**Excerpted data:**
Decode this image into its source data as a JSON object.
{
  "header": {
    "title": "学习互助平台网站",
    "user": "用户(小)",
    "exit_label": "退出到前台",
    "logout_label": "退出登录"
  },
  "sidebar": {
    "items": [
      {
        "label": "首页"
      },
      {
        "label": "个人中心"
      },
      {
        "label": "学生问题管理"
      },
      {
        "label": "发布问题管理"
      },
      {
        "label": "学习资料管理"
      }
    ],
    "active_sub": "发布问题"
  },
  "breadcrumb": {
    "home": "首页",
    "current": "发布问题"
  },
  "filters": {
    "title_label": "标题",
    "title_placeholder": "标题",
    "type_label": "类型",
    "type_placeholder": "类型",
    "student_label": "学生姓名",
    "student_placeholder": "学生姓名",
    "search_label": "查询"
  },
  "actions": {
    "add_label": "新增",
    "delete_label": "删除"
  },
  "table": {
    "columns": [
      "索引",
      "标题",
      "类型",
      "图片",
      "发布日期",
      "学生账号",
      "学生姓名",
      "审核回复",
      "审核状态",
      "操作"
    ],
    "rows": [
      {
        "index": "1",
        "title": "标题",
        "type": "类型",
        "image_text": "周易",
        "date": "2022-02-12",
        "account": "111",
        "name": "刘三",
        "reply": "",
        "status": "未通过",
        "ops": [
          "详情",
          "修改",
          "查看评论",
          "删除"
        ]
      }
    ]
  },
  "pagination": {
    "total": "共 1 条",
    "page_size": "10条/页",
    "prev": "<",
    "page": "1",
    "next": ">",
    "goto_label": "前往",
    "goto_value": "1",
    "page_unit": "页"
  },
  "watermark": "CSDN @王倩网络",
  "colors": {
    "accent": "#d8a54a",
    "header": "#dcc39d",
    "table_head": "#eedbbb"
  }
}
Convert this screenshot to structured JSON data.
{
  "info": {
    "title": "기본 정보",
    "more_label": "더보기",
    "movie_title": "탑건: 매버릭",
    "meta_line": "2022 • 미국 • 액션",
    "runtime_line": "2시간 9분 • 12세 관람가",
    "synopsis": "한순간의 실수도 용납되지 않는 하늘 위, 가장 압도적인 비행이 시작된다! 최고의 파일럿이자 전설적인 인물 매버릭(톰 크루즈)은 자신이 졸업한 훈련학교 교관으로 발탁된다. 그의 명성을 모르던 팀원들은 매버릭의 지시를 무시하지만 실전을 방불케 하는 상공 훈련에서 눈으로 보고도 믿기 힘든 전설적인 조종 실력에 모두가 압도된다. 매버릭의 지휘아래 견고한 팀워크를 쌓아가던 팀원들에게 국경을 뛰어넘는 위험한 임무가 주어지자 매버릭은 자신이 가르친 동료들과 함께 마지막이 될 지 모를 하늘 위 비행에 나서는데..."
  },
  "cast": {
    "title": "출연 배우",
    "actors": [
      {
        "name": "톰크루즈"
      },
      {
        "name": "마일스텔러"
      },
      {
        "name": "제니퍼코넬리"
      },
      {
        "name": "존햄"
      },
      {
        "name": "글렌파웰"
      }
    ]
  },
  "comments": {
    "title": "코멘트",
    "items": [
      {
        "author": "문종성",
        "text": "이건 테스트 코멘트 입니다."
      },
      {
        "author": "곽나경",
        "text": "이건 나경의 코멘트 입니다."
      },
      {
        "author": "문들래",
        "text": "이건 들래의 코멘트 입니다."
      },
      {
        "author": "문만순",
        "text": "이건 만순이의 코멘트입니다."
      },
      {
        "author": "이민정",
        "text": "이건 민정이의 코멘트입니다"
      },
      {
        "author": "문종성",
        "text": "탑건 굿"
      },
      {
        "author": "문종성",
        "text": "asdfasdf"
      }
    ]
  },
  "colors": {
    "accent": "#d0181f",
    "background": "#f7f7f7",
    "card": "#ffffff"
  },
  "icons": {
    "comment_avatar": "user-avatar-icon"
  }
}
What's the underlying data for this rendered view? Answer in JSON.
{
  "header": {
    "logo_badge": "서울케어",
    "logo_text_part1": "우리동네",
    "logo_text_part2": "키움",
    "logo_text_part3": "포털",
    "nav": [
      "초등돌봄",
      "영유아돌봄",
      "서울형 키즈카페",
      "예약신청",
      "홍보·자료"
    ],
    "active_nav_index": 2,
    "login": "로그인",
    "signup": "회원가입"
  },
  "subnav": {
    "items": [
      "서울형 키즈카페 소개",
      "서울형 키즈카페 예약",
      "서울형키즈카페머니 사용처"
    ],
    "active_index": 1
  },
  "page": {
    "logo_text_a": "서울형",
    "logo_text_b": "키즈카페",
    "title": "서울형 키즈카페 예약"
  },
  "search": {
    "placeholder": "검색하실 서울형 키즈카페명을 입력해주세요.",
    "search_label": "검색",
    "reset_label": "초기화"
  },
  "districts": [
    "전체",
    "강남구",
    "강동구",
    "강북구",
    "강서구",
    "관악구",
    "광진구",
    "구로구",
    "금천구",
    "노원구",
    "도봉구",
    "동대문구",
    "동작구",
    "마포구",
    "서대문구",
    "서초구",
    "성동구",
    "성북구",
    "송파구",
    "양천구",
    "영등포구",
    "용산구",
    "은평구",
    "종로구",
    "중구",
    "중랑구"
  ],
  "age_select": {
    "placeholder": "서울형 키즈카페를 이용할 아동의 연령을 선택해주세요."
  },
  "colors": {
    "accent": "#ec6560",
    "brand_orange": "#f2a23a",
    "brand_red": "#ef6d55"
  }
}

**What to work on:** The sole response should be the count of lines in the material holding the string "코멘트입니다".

**Task answer:** 2